With the Tories polling at between 34-39%, Labour finding it hard to get more than the mid-30s and the LDs on a solid 22% there’s just a chance that the next election could produce a hung Parliament. If that was the result what would happen? What deals would be done? What sort of Government would we have?
This has the makings of a really interesting betting market – what will be the make up of the Government after the next election?
The heart of the issue is which direction would the LDs go? Picking this up a week or so ago the Independent on Sunday’s veteran political commentator, Alan Watkins, made the following intriguing comment.
In years to come, I predict, when we are ruled by the Howard-Kennedy coalition (after the Conservatives have moved slightly to the left, and the Liberal Democrats slightly to the right), one of the sadly diminished number of Labour members will look into his pint of Federation ale and say: “Aye, lad, if we’d had sense to take up – what’s it called now? – that fancy-dan alternative vote, things would be right better today.
Watkins takes up the theme again in today’s Independent on Sunday noting that the absolute certainty that Labour will win the next election has started to erode and that a “hung parliament” is now a possibility.
For the Liberal Democrats, Watkins observes, the best electoral outcome is for the Tories to do as well as possible – “provided that this is at the expense of Labour rather than of the Liberal Democrats”.
Such logic, which is clearly right, is quite hard for many LD activists to swallow. The party’s dramatic growth has been at the expense, almost exclusively, of the Tories which is seen too often as the enemy and not Labour.
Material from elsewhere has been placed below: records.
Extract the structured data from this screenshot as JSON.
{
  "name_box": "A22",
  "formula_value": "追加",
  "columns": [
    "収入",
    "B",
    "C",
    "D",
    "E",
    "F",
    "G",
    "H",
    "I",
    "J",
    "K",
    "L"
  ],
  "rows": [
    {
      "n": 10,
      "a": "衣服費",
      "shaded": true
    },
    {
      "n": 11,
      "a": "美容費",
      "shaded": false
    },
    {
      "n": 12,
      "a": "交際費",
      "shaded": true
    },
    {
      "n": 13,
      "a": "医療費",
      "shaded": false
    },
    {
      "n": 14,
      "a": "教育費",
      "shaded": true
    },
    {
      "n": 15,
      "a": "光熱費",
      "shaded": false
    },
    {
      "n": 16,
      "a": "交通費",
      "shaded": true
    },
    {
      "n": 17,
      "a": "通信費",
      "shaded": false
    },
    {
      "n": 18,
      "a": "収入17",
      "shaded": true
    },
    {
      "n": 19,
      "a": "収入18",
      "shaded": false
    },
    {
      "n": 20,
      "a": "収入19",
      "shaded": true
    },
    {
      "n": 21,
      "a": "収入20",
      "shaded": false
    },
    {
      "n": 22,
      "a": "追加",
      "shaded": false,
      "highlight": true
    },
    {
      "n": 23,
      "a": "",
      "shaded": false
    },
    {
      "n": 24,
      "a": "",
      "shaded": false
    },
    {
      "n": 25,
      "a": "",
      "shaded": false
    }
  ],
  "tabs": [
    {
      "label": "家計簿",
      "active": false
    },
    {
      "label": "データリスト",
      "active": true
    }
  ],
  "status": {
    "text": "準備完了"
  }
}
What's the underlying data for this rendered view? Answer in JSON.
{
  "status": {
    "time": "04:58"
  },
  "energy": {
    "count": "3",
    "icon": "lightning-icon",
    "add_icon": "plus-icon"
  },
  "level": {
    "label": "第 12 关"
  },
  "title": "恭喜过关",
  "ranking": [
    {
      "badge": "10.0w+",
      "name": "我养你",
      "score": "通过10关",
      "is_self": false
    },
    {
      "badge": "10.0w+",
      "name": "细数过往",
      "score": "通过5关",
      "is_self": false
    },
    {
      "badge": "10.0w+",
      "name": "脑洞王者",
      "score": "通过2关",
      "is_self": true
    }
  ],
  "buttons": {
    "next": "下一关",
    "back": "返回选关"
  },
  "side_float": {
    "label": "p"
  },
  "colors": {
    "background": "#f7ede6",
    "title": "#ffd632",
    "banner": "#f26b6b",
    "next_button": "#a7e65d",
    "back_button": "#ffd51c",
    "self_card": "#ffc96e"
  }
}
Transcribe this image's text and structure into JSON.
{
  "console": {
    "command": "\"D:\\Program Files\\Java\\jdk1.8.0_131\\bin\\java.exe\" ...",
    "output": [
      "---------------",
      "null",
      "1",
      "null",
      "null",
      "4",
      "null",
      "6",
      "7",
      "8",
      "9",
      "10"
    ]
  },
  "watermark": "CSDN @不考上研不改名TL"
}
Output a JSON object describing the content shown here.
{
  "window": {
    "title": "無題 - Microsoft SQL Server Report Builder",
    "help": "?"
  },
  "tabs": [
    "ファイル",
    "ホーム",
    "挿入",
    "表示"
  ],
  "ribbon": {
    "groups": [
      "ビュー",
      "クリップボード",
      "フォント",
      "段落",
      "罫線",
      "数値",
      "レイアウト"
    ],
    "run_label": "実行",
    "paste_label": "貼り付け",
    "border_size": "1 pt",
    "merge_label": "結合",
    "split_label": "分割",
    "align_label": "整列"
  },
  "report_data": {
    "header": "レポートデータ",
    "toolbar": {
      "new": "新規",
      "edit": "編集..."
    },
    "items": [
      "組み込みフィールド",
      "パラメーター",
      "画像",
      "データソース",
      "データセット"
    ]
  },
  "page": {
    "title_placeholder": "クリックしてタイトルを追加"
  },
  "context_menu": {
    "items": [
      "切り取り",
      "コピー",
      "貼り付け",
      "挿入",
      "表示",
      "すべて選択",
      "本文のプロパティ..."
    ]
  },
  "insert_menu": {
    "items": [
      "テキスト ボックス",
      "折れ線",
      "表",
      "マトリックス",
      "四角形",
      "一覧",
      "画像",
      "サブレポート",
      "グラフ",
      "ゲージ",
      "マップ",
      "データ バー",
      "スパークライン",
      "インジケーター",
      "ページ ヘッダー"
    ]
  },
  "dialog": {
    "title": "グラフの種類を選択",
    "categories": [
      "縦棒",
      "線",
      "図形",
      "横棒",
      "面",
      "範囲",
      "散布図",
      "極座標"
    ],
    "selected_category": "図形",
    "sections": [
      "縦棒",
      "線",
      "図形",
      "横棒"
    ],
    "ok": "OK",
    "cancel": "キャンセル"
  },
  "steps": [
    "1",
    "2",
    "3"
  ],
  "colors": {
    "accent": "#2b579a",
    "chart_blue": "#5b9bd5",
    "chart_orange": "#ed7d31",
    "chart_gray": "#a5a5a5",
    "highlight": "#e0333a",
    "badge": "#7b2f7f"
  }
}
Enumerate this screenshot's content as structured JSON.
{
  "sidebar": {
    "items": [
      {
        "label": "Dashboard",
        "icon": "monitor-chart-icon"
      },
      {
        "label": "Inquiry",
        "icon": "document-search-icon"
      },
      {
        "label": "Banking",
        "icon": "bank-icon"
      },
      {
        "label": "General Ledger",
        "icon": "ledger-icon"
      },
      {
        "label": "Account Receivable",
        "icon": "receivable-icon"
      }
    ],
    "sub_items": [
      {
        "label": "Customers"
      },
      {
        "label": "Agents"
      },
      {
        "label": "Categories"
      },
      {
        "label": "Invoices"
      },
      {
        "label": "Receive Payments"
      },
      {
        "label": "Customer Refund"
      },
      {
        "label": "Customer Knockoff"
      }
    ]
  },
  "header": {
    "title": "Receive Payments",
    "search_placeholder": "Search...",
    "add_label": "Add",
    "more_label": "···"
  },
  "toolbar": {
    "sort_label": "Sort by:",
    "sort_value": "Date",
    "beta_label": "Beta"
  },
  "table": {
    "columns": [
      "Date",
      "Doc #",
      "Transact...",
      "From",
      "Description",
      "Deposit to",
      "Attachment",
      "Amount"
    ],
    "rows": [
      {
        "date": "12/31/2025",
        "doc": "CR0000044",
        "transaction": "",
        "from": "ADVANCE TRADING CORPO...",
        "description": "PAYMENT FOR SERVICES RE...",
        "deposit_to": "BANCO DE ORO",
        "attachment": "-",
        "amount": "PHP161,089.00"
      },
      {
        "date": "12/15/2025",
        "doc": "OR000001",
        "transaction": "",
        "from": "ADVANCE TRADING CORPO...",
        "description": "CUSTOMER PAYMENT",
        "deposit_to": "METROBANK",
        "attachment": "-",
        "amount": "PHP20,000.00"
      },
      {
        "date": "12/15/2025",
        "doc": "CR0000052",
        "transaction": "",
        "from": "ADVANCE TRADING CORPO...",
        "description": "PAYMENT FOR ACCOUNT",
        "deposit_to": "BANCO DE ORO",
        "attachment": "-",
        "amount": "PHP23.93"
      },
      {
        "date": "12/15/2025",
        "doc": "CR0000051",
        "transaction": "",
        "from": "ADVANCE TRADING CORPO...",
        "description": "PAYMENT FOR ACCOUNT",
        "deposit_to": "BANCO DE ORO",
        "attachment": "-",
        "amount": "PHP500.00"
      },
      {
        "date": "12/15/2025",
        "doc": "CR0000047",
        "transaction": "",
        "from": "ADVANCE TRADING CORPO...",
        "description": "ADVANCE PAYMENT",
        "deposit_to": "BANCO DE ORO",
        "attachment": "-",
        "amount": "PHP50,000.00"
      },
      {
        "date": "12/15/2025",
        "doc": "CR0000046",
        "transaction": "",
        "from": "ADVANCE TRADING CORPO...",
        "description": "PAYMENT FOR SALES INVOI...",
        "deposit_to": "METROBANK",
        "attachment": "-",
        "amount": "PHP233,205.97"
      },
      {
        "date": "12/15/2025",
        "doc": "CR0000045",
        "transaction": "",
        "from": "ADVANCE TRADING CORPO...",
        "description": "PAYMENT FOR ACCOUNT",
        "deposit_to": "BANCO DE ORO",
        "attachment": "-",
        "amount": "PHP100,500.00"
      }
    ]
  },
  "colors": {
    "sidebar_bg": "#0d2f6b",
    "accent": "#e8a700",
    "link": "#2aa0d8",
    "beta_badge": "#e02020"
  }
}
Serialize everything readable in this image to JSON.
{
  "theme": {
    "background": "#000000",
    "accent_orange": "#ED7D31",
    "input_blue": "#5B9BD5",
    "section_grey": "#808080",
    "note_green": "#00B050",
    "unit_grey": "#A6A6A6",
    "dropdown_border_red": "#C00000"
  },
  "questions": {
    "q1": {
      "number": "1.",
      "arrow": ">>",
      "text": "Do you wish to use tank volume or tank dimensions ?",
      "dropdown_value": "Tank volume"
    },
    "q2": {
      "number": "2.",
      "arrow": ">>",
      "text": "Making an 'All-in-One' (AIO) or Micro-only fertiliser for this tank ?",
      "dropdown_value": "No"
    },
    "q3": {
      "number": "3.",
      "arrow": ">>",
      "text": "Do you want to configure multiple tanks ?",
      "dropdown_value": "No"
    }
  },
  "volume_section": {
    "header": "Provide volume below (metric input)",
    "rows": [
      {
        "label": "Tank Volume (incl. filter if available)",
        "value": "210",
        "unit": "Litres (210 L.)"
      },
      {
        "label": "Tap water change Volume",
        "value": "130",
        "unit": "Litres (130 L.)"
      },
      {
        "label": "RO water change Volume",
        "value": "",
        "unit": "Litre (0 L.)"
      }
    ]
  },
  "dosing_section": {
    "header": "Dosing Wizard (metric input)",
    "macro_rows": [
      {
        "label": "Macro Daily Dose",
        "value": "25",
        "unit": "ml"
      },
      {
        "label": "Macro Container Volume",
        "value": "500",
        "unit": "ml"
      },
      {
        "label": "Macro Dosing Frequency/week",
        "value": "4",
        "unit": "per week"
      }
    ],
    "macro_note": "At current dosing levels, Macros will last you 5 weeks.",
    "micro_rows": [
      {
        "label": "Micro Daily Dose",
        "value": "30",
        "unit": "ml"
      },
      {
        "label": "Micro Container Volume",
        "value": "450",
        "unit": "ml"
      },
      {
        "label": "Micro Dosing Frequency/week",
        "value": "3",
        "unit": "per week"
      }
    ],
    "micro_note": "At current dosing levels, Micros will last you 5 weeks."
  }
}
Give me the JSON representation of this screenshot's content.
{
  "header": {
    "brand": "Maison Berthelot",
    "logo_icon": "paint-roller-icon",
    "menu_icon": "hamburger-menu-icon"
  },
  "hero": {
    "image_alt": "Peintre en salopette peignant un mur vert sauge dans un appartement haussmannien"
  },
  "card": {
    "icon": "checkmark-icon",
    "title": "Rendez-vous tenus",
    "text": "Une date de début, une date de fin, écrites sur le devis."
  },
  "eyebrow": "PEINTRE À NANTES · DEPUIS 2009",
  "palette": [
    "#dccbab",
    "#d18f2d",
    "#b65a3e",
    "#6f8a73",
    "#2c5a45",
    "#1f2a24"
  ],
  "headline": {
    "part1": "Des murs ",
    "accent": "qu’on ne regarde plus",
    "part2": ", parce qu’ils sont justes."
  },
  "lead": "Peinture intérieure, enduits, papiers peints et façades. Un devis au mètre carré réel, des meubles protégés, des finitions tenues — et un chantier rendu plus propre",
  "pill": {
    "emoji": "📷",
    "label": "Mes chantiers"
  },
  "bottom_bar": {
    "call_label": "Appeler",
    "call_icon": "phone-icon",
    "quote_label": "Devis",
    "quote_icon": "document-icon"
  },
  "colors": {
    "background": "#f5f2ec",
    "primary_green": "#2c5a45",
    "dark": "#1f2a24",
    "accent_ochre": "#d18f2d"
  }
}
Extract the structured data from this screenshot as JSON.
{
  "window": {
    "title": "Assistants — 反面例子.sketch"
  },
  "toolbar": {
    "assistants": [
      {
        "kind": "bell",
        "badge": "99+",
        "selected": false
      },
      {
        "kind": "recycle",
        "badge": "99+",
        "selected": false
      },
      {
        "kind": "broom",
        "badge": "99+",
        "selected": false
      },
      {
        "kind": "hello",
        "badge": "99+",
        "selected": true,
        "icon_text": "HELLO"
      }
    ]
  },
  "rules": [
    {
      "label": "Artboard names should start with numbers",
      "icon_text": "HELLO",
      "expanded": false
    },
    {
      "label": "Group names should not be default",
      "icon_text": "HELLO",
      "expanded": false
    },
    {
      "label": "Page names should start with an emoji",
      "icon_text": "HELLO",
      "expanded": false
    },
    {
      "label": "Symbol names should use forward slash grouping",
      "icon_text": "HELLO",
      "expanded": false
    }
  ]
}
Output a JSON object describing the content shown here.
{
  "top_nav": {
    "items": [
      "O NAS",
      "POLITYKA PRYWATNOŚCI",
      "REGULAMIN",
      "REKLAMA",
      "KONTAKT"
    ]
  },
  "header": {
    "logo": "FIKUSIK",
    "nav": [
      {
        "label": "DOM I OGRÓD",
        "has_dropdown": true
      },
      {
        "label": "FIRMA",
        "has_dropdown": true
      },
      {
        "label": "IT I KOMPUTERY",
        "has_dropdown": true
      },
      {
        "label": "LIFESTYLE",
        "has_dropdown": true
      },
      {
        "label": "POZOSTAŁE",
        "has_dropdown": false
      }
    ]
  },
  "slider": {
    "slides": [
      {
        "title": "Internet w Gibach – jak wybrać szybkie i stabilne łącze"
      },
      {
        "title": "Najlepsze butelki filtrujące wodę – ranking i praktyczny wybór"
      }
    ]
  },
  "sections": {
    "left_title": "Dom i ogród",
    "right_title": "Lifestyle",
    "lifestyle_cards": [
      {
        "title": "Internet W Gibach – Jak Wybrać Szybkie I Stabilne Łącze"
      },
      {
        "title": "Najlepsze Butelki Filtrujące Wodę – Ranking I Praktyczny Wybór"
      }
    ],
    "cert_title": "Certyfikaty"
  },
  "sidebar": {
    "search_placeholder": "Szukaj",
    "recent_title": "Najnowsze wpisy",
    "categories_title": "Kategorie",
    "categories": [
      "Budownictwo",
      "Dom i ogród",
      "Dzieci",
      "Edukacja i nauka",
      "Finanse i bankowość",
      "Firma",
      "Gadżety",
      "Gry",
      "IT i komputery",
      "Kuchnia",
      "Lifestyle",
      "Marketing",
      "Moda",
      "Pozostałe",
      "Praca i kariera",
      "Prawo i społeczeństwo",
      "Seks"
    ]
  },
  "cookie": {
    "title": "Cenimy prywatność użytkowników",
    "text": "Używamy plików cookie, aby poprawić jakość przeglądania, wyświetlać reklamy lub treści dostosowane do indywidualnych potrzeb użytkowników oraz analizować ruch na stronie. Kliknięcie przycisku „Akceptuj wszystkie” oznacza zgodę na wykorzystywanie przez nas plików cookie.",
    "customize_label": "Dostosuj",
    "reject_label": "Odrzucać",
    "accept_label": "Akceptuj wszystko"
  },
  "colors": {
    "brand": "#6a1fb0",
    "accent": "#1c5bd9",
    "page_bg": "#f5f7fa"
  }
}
Yet to be in any kind of position of strength the LDs need the Tories to take a lot of Labour seats.
Yet this does not come out in the rhetoric from the LD leadership – particularly Charles Kennedy who always seems to be more comfortable attacking Michael Howard than Tony Blair – which is a huge strategic mistake.
As an LD I find it hard to envisage the party going in with the Tories as Alan Watkins suggests. But Tony Blair did himself no good with the LDs by holding out the olive branch of PR, putting something in the manifesto, and then reneging on the deal. Blair’s taking us to war without UN sanction is felt very deeply by the LDs and the continuing problems in the country make things much worse.
Michael Howard is hungry for power – just look at the way he’s turned the Tory social agenda upside-down – and my guess he would be more ready to deal with the LDs than Labour which would probably be obcessed with recriminations over the result. But would the LDs prop up the return to power of the Tories under Howard? It would be hard selling this to the activists and, somehow, I do not think the Kennedy would go down this route. Maybe another leader would act differently?